Only four such bills were approved in 2009, pushing to 48 the total number of such enactments since 1972, when the practice began, a review of records indicates. The previous high for a single year came in 2005, when 12 such laws were enacted.
General state law now allows liquor-by-the-drink (LBD) sales only in cities that have approved them by local referendum. Thus, most establishments located outside a city – or within cities that have not approved LBD – are in “dry” areas and cannot qualify for a license.
Most special liquor license legislation – sometimes called “booze bills” in legislator conversation — grant a special exemption to such establishments. Two of the three bills on the House floor Monday, for example, authorize alcoholic beverage sales at the University of the South at Sewanee in Franklin County (HB3354) and at the Walking Horse Hotel in the Bedford County town of Wartrace (HB3006).
The third (HB3185) allows alcoholic beverage sales at the Ryman Auditorium in Nashville, the original home of the Grand Ole Opry. While Nashville has approved LBD, the Ryman needs a special bill because it otherwise runs afoul of another state law – one that says only restaurants gaining most of their business from food sales can get a license.
Historically, such bills often inspired heated debate. They have become much less controversial and typically are approved almost routinely, though some legislators – notably including Rep. Bill Dunn, R-Knoxville – still occasionally raise objections
In some cases, Dunn says, the special liquor license bills authorize sales in an area where voters have rejected the idea in a referendum and are therefore a way of subverting the wishes of voters.
Also, he said, the bills are often sponsored by legislators who do not represent the area where an establishment receiving the license is located. This is sometimes done with tacit approval of the legislator who does represent the area, but who does not want to be associated with legalizing liquor sales because of concern for local negative political consequences.
“They ought to be man enough to put their name on a bill if it’s having an effect in their district,” he said in a recent interview.
Dunn, who does not drink and says alcohol should be strictly regulated because of its negative impact on society, said the legislated liquor licenses also give “an unfair advantage to a restaurant, or whatever entity it is, willing to hire a lobbyist.”
Most of the special license bills are drafted to apply only to one specific entity; a few have an apparently broader reach.
Examples of pending bills dealing with specific East Tennessee entities include Historic Rugby in Morgan County (HB3469), Oak Ridge Playhouse (SB2617), Rarity Pointe in Loudon County (HB2360), Clayton Center for the Arts in Blount County (SB2496), Boat N RV Center in Cumberland County (HB3461) and a charter boat with capacity for more than 50 passengers in Jefferson County (SB3339).

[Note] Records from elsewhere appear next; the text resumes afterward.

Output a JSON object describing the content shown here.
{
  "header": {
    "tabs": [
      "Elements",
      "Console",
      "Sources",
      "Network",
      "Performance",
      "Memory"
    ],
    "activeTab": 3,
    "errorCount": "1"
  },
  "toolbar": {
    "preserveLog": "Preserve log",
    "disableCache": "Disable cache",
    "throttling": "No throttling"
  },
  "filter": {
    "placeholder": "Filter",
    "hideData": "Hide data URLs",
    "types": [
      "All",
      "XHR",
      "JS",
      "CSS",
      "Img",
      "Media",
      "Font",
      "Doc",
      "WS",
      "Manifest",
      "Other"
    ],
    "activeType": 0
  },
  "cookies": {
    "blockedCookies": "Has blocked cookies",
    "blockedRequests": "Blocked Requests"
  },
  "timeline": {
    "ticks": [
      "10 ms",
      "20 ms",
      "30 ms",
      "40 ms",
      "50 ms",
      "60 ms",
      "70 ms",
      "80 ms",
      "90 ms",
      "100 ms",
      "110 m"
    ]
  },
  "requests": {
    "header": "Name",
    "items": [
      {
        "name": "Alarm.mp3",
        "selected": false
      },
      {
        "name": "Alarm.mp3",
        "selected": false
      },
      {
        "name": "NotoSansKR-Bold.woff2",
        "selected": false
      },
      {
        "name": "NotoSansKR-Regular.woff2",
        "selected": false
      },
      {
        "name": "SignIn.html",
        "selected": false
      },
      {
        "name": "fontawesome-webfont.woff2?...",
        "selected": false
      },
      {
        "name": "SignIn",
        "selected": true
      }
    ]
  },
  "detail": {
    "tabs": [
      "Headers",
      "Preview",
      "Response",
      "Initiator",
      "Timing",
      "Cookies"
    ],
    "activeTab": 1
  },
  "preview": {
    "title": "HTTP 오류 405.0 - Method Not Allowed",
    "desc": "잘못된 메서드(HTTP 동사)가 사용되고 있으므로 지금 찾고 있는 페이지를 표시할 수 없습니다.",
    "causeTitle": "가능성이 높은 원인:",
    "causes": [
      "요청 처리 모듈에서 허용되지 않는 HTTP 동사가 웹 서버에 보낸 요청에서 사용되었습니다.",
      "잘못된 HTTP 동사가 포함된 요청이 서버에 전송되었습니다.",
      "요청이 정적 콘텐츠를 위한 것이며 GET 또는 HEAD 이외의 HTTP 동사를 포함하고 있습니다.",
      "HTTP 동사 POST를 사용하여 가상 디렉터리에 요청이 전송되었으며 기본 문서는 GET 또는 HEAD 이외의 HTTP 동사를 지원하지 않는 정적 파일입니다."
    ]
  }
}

Examples of bills with an apparent broader scope include a measure that would cover all restaurants in Perry County (HB493), introduced last year but still pending, and another SB3147) that applies to any restaurant located within a mile of Reelfoot Lake. (But then, there probably aren’t many establishments inclined to sell alcoho within a mile of Reelfoot.)
Lead sponsors of the wine-in-groceries legislation, Sen. Bill Ketron (who also sponsors a booze bill or two) and Rep. David Shepherd, have indicated they votes are lacking for passage in the current legislative session and the recommendations of a proposed study committee that would review all state laws dealing with alcoholic beverages with an eye toward recommending changes.
The state, by the way, does benefit from higher fees for establishments licensed through the Legislature as “premier tourist resorts” – the key legal terminology used in most of the legislation. They have to pay a $2,000 annual license fee, while the typical restaurant with an LBD license pays $750.